Prevention Should Be Everyone’s Priority
It’s true that some people are more likely to get gum disease than others, but that shouldn’t be an excuse for ignoring your oral hygiene.
The news stories raised some questions about the kinds of studies that have been done on the effectiveness of flossing. However, there was one study that was mentioned toward the end of one of those stories that is worth calling to your attention.
The New York Times noted in passing a two-year study in which dental professional flossed the teeth of school children nearly every day for two years. The result: those children were 40 percent less likely to develop cavities than their peers.
One study shouldn’t be considered definitive, but it does suggest that how you floss may be as important as that you floss.
If nothing else, flossing correctly will remove food particles that may have become stuck in your teeth. That in and of itself is beneficial in the fight against tooth decay and gum disease since the bacteria that cause those problems use the sugars in your food.
The ADA has posted the steps of flossing correctly on its Mouth Healthy website.
You can download a .pdf with the steps by clicking on the links above. Here is a summary of what you should do.
Break off a piece of dental floss. Wrap it around your middle fingers. Grip a small piece between your thumbs and index finger. Work the floss around both sides of each tooth, making sure you clean below the gumline.
As with brushing, you don’t want to floss too hard since that can damage your gum tissue.
Now, if you still don’t want to floss, consider using another interdental cleaner like a flosser or a water flosser.
What Flossing Can Do
If you read the news stories, then you may have picked up on something that was not highlighted in the attention-grabbing headlines.
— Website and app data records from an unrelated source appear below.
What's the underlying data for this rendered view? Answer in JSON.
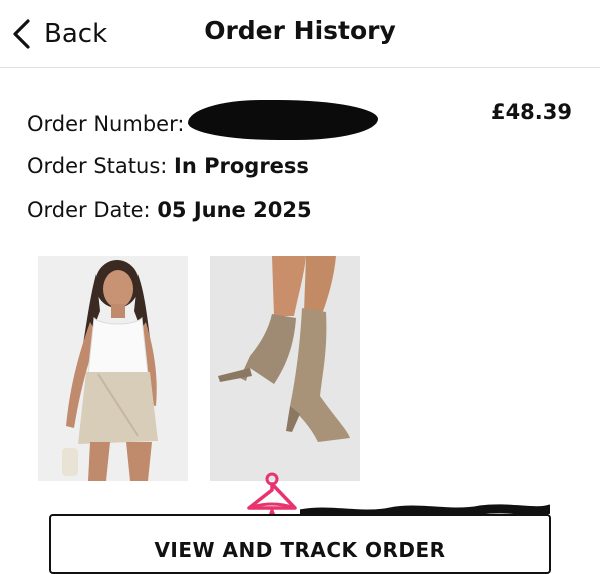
{
  "header": {
    "back_label": "Back",
    "title": "Order History"
  },
  "order": {
    "number_label": "Order Number:",
    "price": "£48.39",
    "status_label": "Order Status:",
    "status_value": "In Progress",
    "date_label": "Order Date:",
    "date_value": "05 June 2025"
  },
  "products": [
    {
      "icon": "woman-in-white-top-and-beige-skirt"
    },
    {
      "icon": "taupe-suede-heeled-boots"
    }
  ],
  "action": {
    "button_label": "VIEW AND TRACK ORDER"
  },
  "colors": {
    "accent": "#e8336f",
    "text": "#111111",
    "divider": "#e2e2e2"
  }
}
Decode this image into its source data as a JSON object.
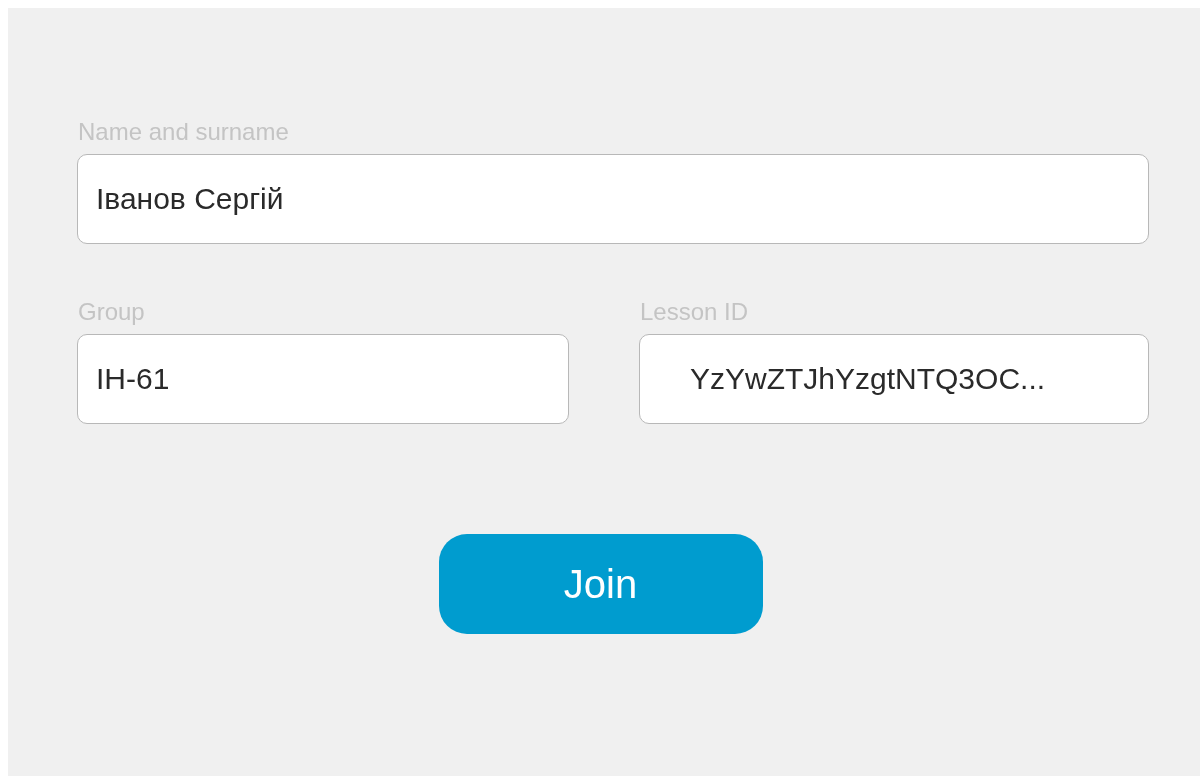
{
  "fields": [
    {
      "label": "Name and surname",
      "value": "Іванов Сергій"
    },
    {
      "label": "Group",
      "value": "ІН-61"
    },
    {
      "label": "Lesson ID",
      "value": "YzYwZTJhYzgtNTQ3OC..."
    }
  ],
  "button": {
    "label": "Join"
  }
}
Flossing can help prevent and reverse the effects of gingivitis. This is a mild form of gum disease, but it can lead to periodontitis if it is left untreated.
Gingivitis is an inflammation of the gums. People with gingivitis will notice bleeding when they brush or floss, and their gums may look red or swollen.
Proper flossing can reduce the swelling and your gums should stop bleeding with routine care.
When Flossing Won’t Help
If you do develop periodontitis, then flossing is not going to stop it. At this point, you will need professional help to treat your gum disease.
We’ve written about the symptoms of advanced gum disease before, but it never hurts to review them:
▸ Constant bad breath or bad taste in your mouth
▸ Gums that feel sore or tender, such as when you are eating
▸ Pus leaking from your gums
▸ Gums that are pulling away from your teeth
▸ Teeth that feel loose in their sockets
Below the surface, you may have pockets inside your gums where bacteria, plaque, and a tartar are growing.
We want to remove them, and we prefer to do so with non-surgical periodontal treatment whenever possible. That’s why it’s important that you make an appointment at one of our four Sunrise Dental offices as soon as you notice the signs of periodontitis.
Be Smart For The Sake Of Your Smile
This means making oral hygiene a daily routine. This means visiting our dentist offices in Durham, Raleigh, Cary, and Chapel Hill for regular cleanings and examinations, too.
To schedule your next examination or to make an appointment to treat periodontal disease, call or fill out our online form.
We are here to help keep you smiling.